Work item: Go through the data below and count every line that has the word "true". Return only the count.

(Data to process)

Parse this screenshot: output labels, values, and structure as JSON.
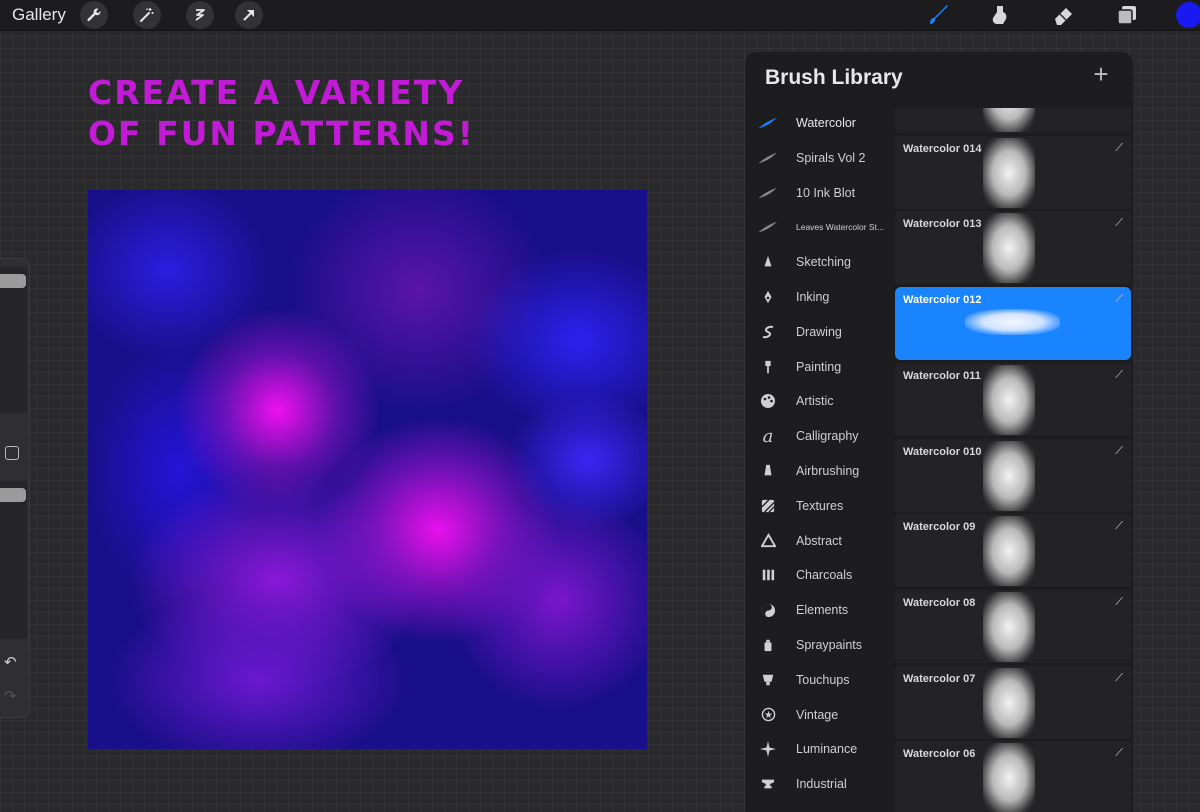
{
  "topbar": {
    "gallery_label": "Gallery",
    "left_tools": [
      "wrench-icon",
      "magic-wand-icon",
      "selection-icon",
      "transform-arrow-icon"
    ],
    "right_tools": [
      "brush-icon",
      "smudge-icon",
      "eraser-icon",
      "layers-icon"
    ],
    "active_tool": "brush-icon",
    "current_color": "#1a1af0"
  },
  "headline": {
    "line1": "CREATE A VARIETY",
    "line2": "OF FUN PATTERNS!",
    "color": "#c21ad6"
  },
  "sidebar": {
    "size_slider_level": 0.95,
    "opacity_slider_level": 0.95,
    "undo_icon": "undo-arrow-icon",
    "redo_icon": "redo-arrow-icon"
  },
  "brush_library": {
    "title": "Brush Library",
    "add_icon": "plus-icon",
    "categories": [
      {
        "label": "Watercolor",
        "icon": "feather-icon",
        "active": true
      },
      {
        "label": "Spirals Vol 2",
        "icon": "feather-icon"
      },
      {
        "label": "10 Ink Blot",
        "icon": "feather-icon"
      },
      {
        "label": "Leaves Watercolor St...",
        "icon": "feather-icon"
      },
      {
        "label": "Sketching",
        "icon": "pencil-tip-icon"
      },
      {
        "label": "Inking",
        "icon": "pen-nib-icon"
      },
      {
        "label": "Drawing",
        "icon": "squiggle-icon"
      },
      {
        "label": "Painting",
        "icon": "paint-brush-icon"
      },
      {
        "label": "Artistic",
        "icon": "palette-icon"
      },
      {
        "label": "Calligraphy",
        "icon": "calligraphy-a-icon"
      },
      {
        "label": "Airbrushing",
        "icon": "airbrush-icon"
      },
      {
        "label": "Textures",
        "icon": "hatch-square-icon"
      },
      {
        "label": "Abstract",
        "icon": "triangle-icon"
      },
      {
        "label": "Charcoals",
        "icon": "charcoal-sticks-icon"
      },
      {
        "label": "Elements",
        "icon": "yin-yang-icon"
      },
      {
        "label": "Spraypaints",
        "icon": "spray-can-icon"
      },
      {
        "label": "Touchups",
        "icon": "touchup-icon"
      },
      {
        "label": "Vintage",
        "icon": "star-circle-icon"
      },
      {
        "label": "Luminance",
        "icon": "sparkle-icon"
      },
      {
        "label": "Industrial",
        "icon": "anvil-icon"
      }
    ],
    "brushes": [
      {
        "name": "",
        "partial": true
      },
      {
        "name": "Watercolor 014"
      },
      {
        "name": "Watercolor 013"
      },
      {
        "name": "Watercolor 012",
        "selected": true
      },
      {
        "name": "Watercolor 011"
      },
      {
        "name": "Watercolor 010"
      },
      {
        "name": "Watercolor 09"
      },
      {
        "name": "Watercolor 08"
      },
      {
        "name": "Watercolor 07"
      },
      {
        "name": "Watercolor 06"
      }
    ]
  },
  "colors": {
    "accent": "#1a84ff",
    "panel": "#1d1d1f",
    "canvas_base": "#1a0f8a",
    "magenta": "#e012e6",
    "violet": "#6a14c8"
  }
}
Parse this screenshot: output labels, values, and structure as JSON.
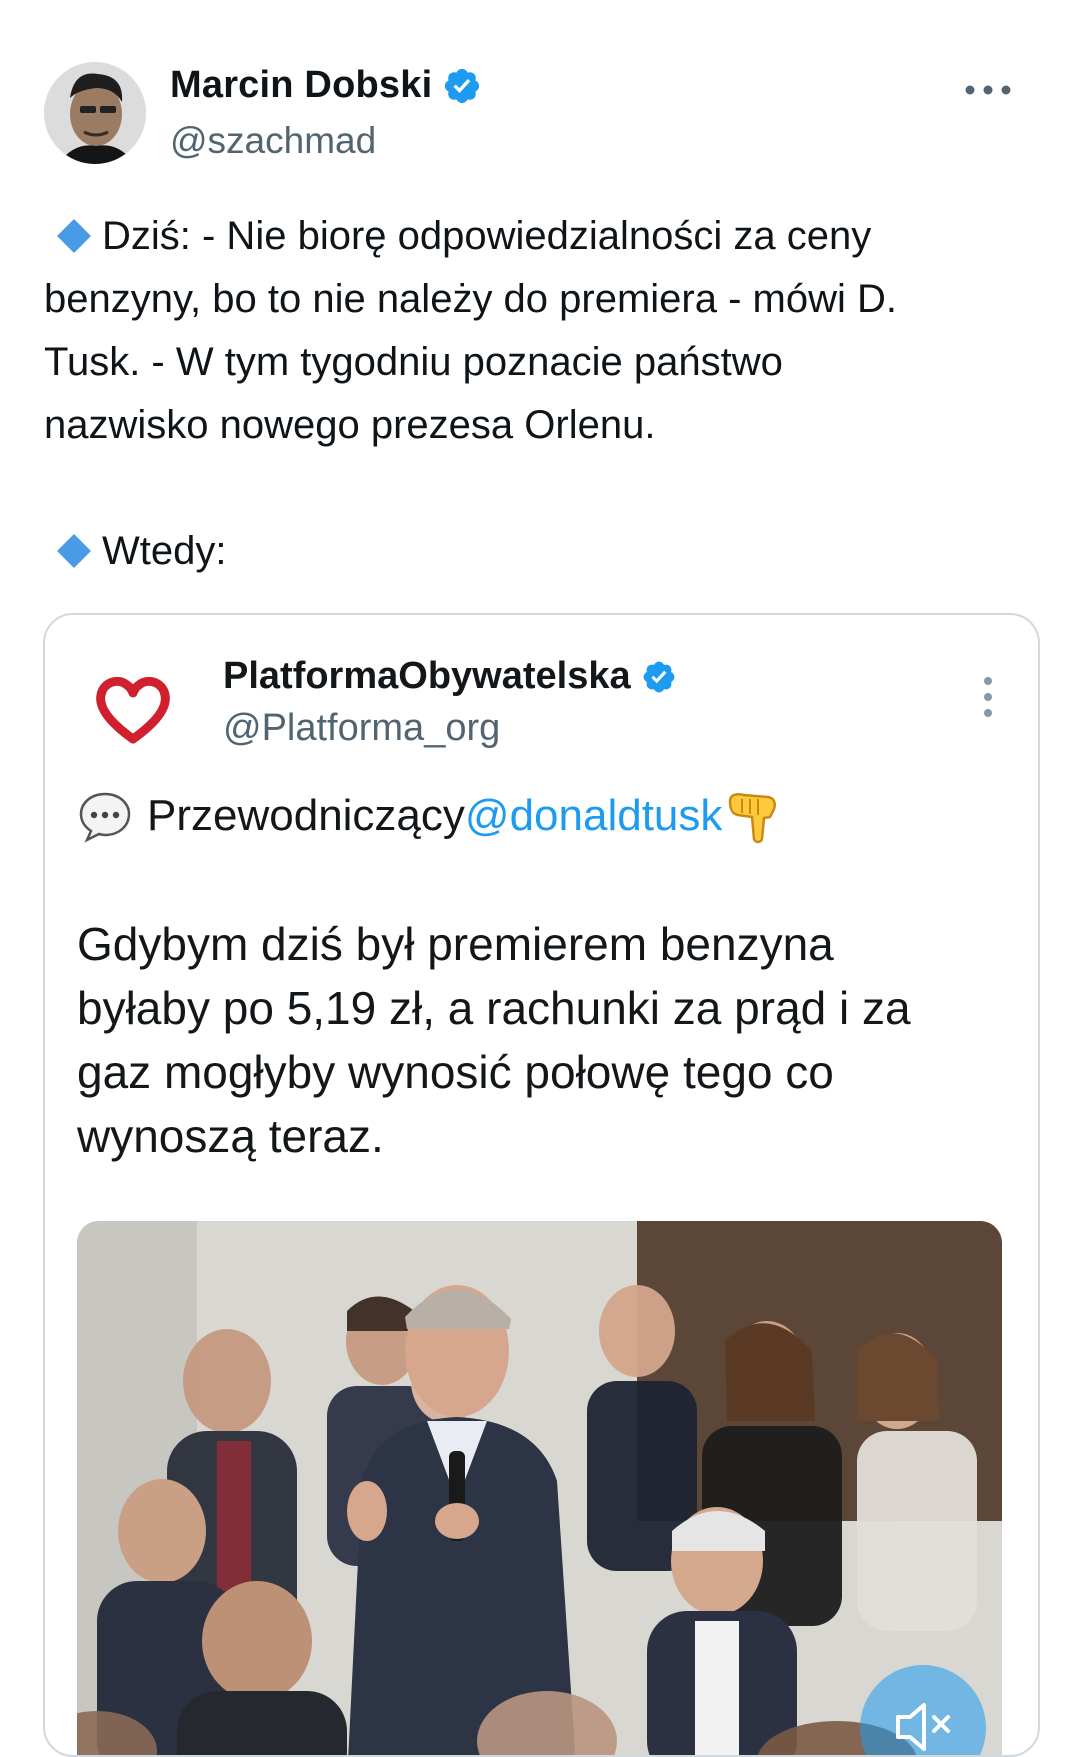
{
  "tweet": {
    "author": {
      "display_name": "Marcin Dobski",
      "handle": "@szachmad",
      "verified": true,
      "avatar_icon": "user-avatar-icon"
    },
    "more_icon": "more-horizontal-icon",
    "text_lines": [
      "Dziś: - Nie biorę odpowiedzialności za ceny",
      "benzyny, bo to nie należy do premiera - mówi D.",
      "Tusk. - W tym tygodniu poznacie państwo",
      "nazwisko nowego prezesa Orlenu.",
      "Wtedy:"
    ],
    "bullet_icon": "blue-diamond-icon",
    "bullet_color": "#4a9be6"
  },
  "quoted": {
    "author": {
      "display_name": "PlatformaObywatelska",
      "handle": "@Platforma_org",
      "verified": true,
      "logo_icon": "heart-logo-icon",
      "logo_color": "#d0202e"
    },
    "menu_icon": "more-vertical-icon",
    "intro": {
      "icon": "speech-bubble-icon",
      "text": "Przewodniczący ",
      "mention": "@donaldtusk",
      "emoji": "pointing-down-hand-icon"
    },
    "body_lines": [
      "Gdybym dziś był premierem benzyna",
      "byłaby po 5,19 zł, a rachunki za prąd i za",
      "gaz mogłyby wynosić połowę tego co",
      "wynoszą teraz."
    ],
    "media": {
      "type": "photo",
      "mute_icon": "speaker-muted-icon"
    }
  },
  "colors": {
    "text_primary": "#0f1419",
    "text_secondary": "#536471",
    "link": "#1d9bf0",
    "verified_badge": "#1d9bf0",
    "card_border": "#cfd9de"
  }
}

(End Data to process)

Worked solution: 5